» ACTIVITY
Apart from the pictures, every record here must be copied word for word.
(Beginning of DATA FOR THIS TASK)
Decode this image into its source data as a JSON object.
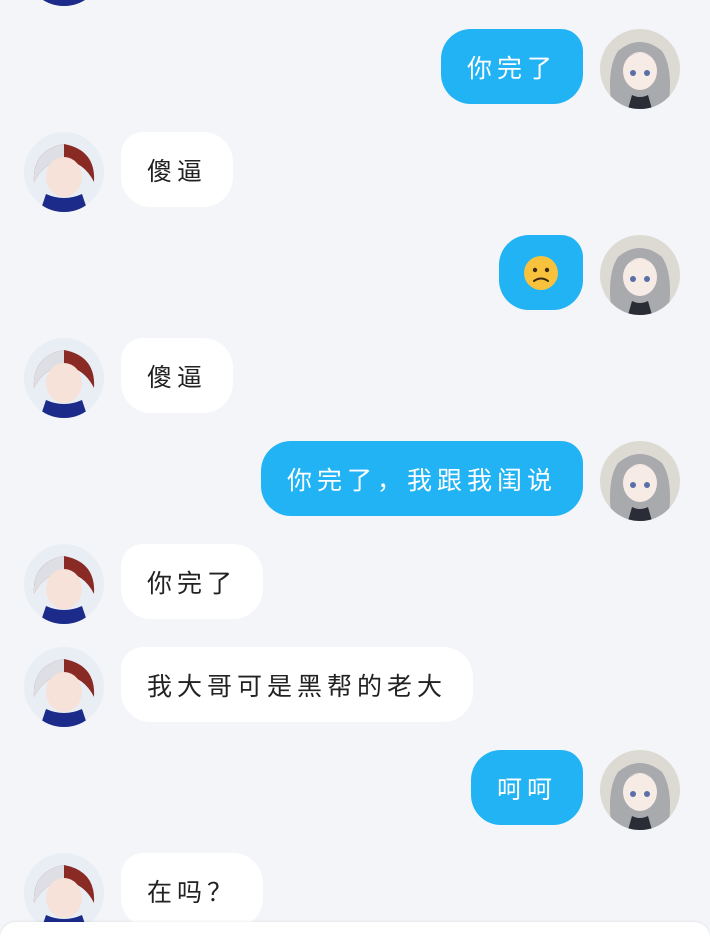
{
  "messages": [
    {
      "side": "right",
      "text": "你完了"
    },
    {
      "side": "left",
      "text": "傻逼"
    },
    {
      "side": "right",
      "text": "",
      "emoji": "confused-face-emoji"
    },
    {
      "side": "left",
      "text": "傻逼"
    },
    {
      "side": "right",
      "text": "你完了，我跟我闺说"
    },
    {
      "side": "left",
      "text": "你完了"
    },
    {
      "side": "left",
      "text": "我大哥可是黑帮的老大"
    },
    {
      "side": "right",
      "text": "呵呵"
    },
    {
      "side": "left",
      "text": "在吗？"
    }
  ],
  "colors": {
    "background": "#f3f5f8",
    "outgoing_bubble": "#22b3f5",
    "incoming_bubble": "#ffffff",
    "outgoing_text": "#ffffff",
    "incoming_text": "#222222"
  },
  "avatars": {
    "left": "boy-avatar-red-white-hair",
    "right": "girl-avatar-silver-hair"
  }
}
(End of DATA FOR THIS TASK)
» WRITTEN ANSWER
Decode this image into its source data as a JSON object.
{
  "messages": [
    {
      "side": "right",
      "text": "你完了"
    },
    {
      "side": "left",
      "text": "傻逼"
    },
    {
      "side": "right",
      "text": "",
      "emoji": "confused-face-emoji"
    },
    {
      "side": "left",
      "text": "傻逼"
    },
    {
      "side": "right",
      "text": "你完了，我跟我闺说"
    },
    {
      "side": "left",
      "text": "你完了"
    },
    {
      "side": "left",
      "text": "我大哥可是黑帮的老大"
    },
    {
      "side": "right",
      "text": "呵呵"
    },
    {
      "side": "left",
      "text": "在吗？"
    }
  ],
  "colors": {
    "background": "#f3f5f8",
    "outgoing_bubble": "#22b3f5",
    "incoming_bubble": "#ffffff",
    "outgoing_text": "#ffffff",
    "incoming_text": "#222222"
  },
  "avatars": {
    "left": "boy-avatar-red-white-hair",
    "right": "girl-avatar-silver-hair"
  }
}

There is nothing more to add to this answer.